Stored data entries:
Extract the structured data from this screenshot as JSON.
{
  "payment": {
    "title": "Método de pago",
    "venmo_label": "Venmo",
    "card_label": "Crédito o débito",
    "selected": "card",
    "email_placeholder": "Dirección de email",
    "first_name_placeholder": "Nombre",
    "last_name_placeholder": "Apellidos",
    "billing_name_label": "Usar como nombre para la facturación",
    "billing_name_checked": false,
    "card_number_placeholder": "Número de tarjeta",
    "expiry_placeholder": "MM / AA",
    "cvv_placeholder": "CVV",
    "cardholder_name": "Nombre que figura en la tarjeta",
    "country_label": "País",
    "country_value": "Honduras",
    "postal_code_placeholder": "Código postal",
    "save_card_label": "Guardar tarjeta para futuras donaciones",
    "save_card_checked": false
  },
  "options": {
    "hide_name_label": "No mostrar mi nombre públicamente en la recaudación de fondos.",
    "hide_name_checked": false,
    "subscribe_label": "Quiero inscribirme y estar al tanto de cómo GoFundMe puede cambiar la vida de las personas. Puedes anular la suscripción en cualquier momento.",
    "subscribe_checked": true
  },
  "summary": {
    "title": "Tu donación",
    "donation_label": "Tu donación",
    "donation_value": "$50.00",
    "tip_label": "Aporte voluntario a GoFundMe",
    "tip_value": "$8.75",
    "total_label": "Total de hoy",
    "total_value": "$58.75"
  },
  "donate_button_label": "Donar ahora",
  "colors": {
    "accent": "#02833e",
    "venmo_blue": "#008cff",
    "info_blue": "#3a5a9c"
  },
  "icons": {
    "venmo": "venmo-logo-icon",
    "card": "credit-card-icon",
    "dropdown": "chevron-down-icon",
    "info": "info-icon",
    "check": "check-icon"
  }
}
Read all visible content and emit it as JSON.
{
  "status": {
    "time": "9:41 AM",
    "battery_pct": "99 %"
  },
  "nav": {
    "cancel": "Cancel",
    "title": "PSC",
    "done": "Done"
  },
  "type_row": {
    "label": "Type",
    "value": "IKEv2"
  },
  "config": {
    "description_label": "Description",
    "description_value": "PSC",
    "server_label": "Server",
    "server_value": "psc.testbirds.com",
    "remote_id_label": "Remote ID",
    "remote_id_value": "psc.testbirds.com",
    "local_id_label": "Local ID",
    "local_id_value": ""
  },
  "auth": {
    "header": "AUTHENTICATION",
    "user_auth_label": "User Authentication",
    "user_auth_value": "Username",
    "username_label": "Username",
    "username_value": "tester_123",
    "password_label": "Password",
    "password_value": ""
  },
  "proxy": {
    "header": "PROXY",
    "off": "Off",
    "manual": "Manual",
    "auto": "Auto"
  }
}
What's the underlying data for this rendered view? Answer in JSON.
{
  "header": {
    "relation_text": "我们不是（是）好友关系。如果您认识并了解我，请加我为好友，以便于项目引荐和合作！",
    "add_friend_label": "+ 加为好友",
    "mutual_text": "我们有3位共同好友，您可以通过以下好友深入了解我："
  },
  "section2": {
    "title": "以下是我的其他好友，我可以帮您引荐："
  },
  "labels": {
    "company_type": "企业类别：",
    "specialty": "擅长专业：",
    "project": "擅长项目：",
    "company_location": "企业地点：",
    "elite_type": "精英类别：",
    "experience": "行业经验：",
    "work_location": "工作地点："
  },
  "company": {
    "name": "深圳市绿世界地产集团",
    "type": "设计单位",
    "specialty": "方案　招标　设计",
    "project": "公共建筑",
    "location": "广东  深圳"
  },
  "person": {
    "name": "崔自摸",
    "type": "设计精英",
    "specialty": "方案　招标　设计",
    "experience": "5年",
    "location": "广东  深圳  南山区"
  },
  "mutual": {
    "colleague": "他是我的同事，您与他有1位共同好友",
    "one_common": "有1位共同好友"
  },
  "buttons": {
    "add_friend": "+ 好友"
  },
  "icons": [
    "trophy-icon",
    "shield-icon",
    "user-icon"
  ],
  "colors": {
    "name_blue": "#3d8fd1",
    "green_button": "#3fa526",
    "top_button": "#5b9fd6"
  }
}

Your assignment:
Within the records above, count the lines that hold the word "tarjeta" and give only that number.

Written solution:
3